As the print head of the microwave-oven-sized MakerBot printer moved back and forth, squirting out red plastic layer by layer, half a dozen other library users popped by for a look.
A couple recently used the 3D scanner at the Toronto Public Library to scan themselves and then 3D printed the model to use as a caketopper for their upcoming wedding. (Emily Chung/CBC)
“Oh wow, that’s amazing,” said Nomi Drory, an art teacher and designer who had never seen a 3D printer before. She was quick to ask about how she could sign up for a library workshop.
An hour later, Harvie was invited to peel his case off the tray with a spatula.
“I think it’s going to work out pretty good,” he said as he examined it.
In addition to casual users printing knick-knacks, at the library entrepreneurs and engineering students have created prototypes of devices such as smart watches for a fraction of the price that it would cost to print commercially. The library charges just $1 per print job plus 5 cents a minute.
Both Ross and Velasco say they have a wide range of users, from kids to seniors.

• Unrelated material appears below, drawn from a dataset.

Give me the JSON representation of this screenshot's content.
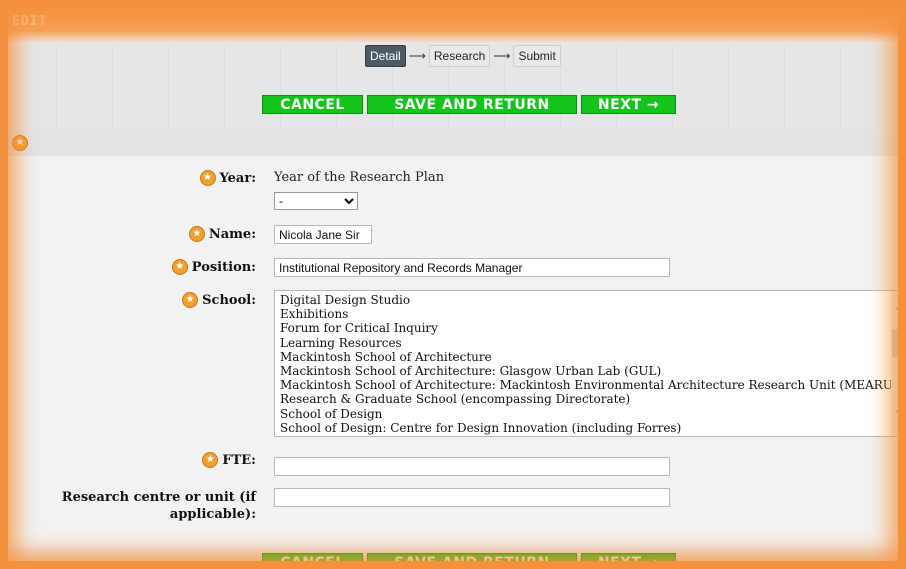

“We definitely have a lot of people who are newcomers to technology, who have never seen a 3D printer before,” Velasco said. “Because we’re the library, generally we are a space for everybody… there’s less of an intimidation level to use the technology.”
New makerspaces opening
Unfortunately, not every community has a 3D printer in their library yet. But in many of those communities, the public can still get access to 3D printers at clubs called hackerspaces or makerspaces, which exist in most major cities across the country.
Mike Harvie holds up his first 3D-printed creation – a case for his Raspberry Pi computer – which was printed at the Fort York Branch of the Toronto Public Library. (Emily Chung/CBC)
“Part of it is just the access to the technology is becoming more affordable,” said Derek Gaw, cofounder of MakerLabs.
Using a makerspace is more expensive than using 3D printers at the library — MakerLabs, which is for-profit, charges $100 per month. Non-profit makerspaces such as Regina’s Crashbanglabs and Calgary’s Protospace charge as little as $30 and $50 a month respectively.
But for that price, members typically get access not just to 3D printers, but often a wide range of other equipment, such as laser and plasma cutters, said Ben Eadie, who is on the board of directors for the Protospace hacker space in Calgary: “You could literally build a vehicle from scratch in that place.”
Many members are also very experienced with different kinds of equipment.
“The people in the library can’t necessarily help you out to the same level that Protospace can,” he said. He added that the club has a variety of members, some as young as nine years old, and he encourages anyone interested in 3D printing to come in and try it.
‘Internet café for 3D printers’
Finally, for those who want to avoid the commitment of a club and the waiting lists of the library, there are a few other options, such as Toronto’s MakeLab.
MakerLabs’ essentially acts as a showroom their 3D printer, which is on loan from a 3D Systems distributor. (MakerLabs)
“It’s essentially like an internet café for 3D printers,” said Jonathan Moneta, creative lead for the business that offers 3D printing workshops and one-on-one training, as well as assistance with preparing models for 3D printing.
“You can really just stop in, take a short training course and then parachute in whenever you need to use the 3D printer.”
He said the facility is popular with entrepreneurs, partly because they can use multiple 3D printers at once to test different versions of an object.
On the other end, MakeLab’s couples’ workshops are popular on date nights and kids who drag their parents in to print out physical versions of things they built in the video game Minecraft.
Other companies that primarily serve businesses sometimes also offer workshops for the general public, including Toronto’s Hot Pop Factory. It has hosted special events like a “3D printed kissing booth” where participants were encouraged to scan themselves while kissing and print out a model.
With so many options, just about anyone should be able to try 3D printing for the first time. It’s just a matter of figuring out what to print and where. For some ideas, check out our photo gallery.